◆ Materials provided ◆
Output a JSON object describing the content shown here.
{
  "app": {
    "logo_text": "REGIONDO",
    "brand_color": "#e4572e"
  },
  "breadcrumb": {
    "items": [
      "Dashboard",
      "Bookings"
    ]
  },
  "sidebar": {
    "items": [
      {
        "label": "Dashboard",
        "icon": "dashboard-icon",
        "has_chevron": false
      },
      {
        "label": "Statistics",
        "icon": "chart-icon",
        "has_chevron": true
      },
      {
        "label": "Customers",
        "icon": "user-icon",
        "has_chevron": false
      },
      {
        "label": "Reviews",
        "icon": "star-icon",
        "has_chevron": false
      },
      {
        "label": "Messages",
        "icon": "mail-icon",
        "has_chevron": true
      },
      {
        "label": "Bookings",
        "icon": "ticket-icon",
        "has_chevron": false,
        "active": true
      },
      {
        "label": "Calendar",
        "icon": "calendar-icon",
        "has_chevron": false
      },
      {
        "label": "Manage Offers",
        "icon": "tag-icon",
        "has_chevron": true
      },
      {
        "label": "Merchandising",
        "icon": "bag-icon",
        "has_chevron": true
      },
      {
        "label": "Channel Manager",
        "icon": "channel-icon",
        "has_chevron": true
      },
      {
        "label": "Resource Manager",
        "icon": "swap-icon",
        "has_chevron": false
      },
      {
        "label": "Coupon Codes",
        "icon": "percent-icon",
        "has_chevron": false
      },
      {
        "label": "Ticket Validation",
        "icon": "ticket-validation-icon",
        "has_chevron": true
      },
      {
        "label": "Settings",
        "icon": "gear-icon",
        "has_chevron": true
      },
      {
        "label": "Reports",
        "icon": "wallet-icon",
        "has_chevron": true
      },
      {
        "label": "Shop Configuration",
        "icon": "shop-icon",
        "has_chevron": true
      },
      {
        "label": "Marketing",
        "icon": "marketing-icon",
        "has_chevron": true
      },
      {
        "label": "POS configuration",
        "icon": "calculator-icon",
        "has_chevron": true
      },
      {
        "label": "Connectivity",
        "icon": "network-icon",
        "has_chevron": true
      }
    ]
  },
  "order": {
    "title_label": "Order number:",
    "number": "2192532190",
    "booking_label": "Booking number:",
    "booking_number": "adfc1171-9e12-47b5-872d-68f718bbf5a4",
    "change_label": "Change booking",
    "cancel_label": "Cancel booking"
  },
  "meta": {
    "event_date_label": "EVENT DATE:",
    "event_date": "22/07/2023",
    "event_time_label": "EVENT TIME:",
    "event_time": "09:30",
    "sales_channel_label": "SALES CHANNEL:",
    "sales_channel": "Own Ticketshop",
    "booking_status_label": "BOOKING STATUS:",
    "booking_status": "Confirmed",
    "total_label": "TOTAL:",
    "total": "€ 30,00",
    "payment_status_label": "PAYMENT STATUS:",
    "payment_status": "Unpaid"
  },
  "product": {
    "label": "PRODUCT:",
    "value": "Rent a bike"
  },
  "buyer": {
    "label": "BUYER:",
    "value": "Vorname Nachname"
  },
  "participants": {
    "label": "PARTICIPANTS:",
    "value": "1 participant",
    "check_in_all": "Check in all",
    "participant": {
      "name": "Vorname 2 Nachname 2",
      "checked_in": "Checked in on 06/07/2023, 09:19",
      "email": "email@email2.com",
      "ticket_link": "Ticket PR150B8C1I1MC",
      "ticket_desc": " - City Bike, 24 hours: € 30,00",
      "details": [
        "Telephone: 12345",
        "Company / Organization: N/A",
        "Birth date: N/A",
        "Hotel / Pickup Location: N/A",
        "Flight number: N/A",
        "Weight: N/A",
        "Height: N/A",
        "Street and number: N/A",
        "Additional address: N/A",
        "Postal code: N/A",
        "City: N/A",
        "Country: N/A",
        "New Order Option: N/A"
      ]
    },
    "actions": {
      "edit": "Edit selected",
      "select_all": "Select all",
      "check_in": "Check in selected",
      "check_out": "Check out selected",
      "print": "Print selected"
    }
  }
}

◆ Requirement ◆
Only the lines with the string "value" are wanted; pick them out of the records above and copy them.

◆ Exercise output ◆
    "value": "Rent a bike"
    "value": "Vorname Nachname"
    "value": "1 participant",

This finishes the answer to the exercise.